Nelson Mandela was passionate about setting up a secondary school in his home town, Mvezo, in the South African province of Eastern Cape. With the help of the government and community, Siemens has made Mandela's dream come true: In January 2014, the Mandela School of Science & Technology became the first secondary school to be opened in the region.
Experimento has been used here ever since. Science and technology teachers here completed the training program along with teachers from other schools in the area. In the process, they received a hands-on, educational introduction into the world of learning through discovery. “Practical work is a huge help in explaining complex matters. You also really see how students who are normally quiet will open up and begin to ask questions," one excited teacher said in discussing the use of the things she learned in her classroom. The Siemens Stiftung provides the program and helps local trainers organize regular meetings of teachers from all schools in order to continuously develop and expand a province-wide network.

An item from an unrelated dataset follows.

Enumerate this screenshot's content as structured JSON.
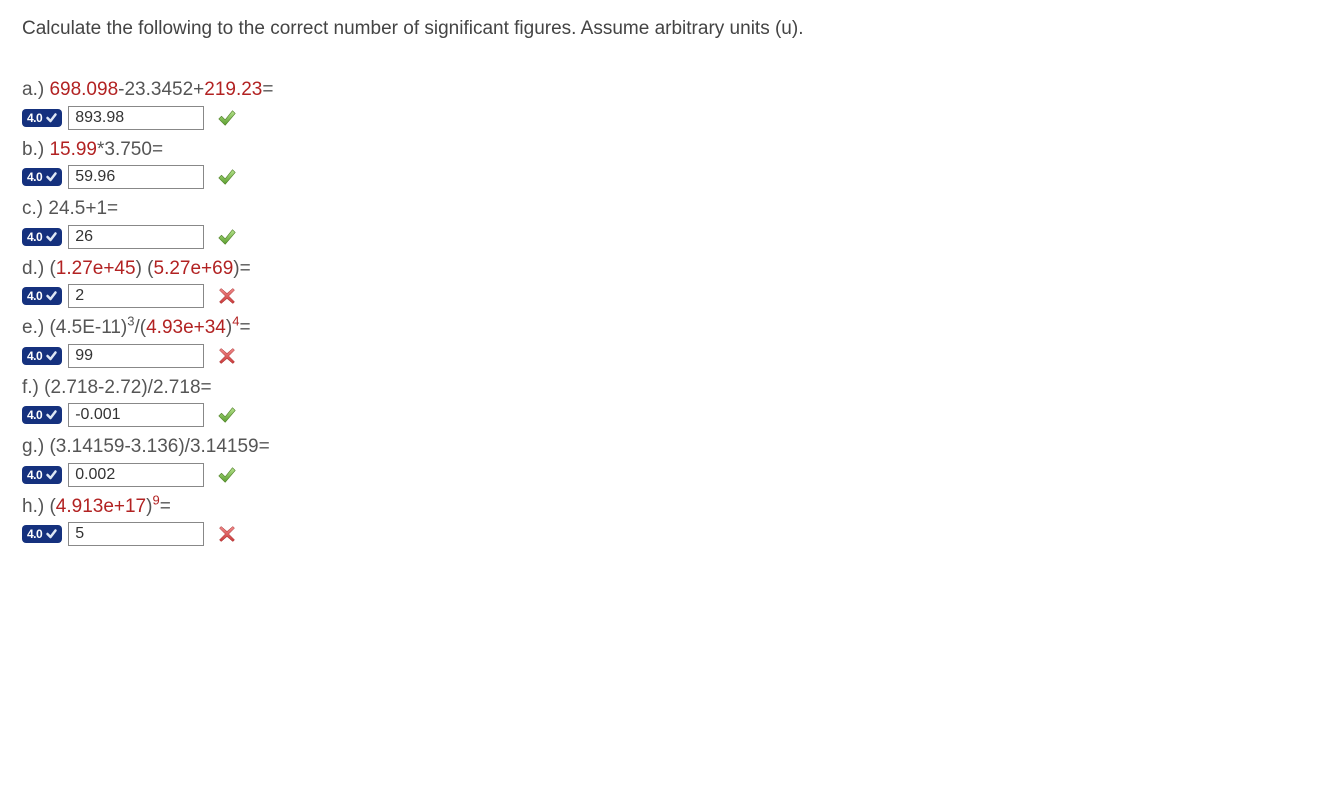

An international dialog also takes place: For two years now, an exchange program open to principals, teachers and students has been conducted with the Nelson Mandela School in Berlin. In the program, two students and one teacher from each school visit the partner school on the other continent every year in order to attend classes there and get to know life in the other country. The Deutsche Schule Johannesburg will soon become the third member of this partnership.
On behalf of the Siemens Stiftung, academics at the University of the Western Cape – School of Science and Mathematics Education are examining the use of Experimento I 10+ in South Africa's Western Cape province. The acceptance, functionality and practicality of Experimento for South Africa's teaching and learning requirements were examined between June and November 2013 using participant observation, interviews, conversations, and feedback discussions. The research focused on teachers and teaching students from science subjects.

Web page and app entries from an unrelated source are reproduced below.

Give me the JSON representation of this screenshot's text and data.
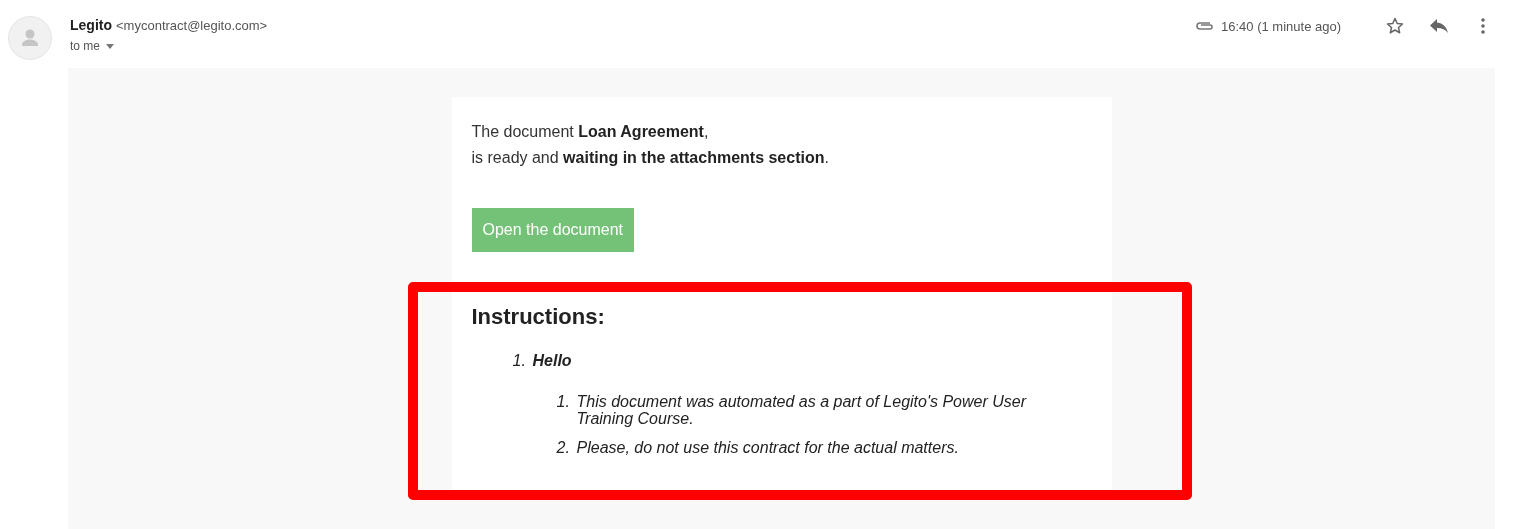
{
  "header": {
    "sender_name": "Legito",
    "sender_email": "<mycontract@legito.com>",
    "recipient": "to me",
    "time": "16:40 (1 minute ago)",
    "has_attachment": true,
    "starred": false
  },
  "message": {
    "lines": [
      "The document **Loan Agreement**,",
      "is ready and **waiting in the attachments section**."
    ],
    "button": "Open the document",
    "instructions_title": "Instructions:",
    "instructions": [
      {
        "number": "1.",
        "text": "Hello",
        "children": [
          {
            "number": "1.",
            "text": "This document was automated as a part of Legito's Power User Training Course."
          },
          {
            "number": "2.",
            "text": "Please, do not use this contract for the actual matters."
          }
        ]
      }
    ]
  }
}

The results showed that the experiment kits are valued as particularly beneficial to lessons. Teachers appreciate the easy access to the materials provided. The (prospective) teachers also rated the experiment- and activity-based methods positively, seeing them as less abstract than teaching approaches based on direct instruction. Learning through experimentation also proved to be a successful teaching method – even in classes of up to 60 students. Furthermore, teachers noted the development in students' performance, observing that their audience understood scientific and technological interrelationships more easily when the students experienced them in the form of experiments. Participants identified multilingualism in teaching, which can sometimes lead to language barriers, as a challenge for the further development of Experimento.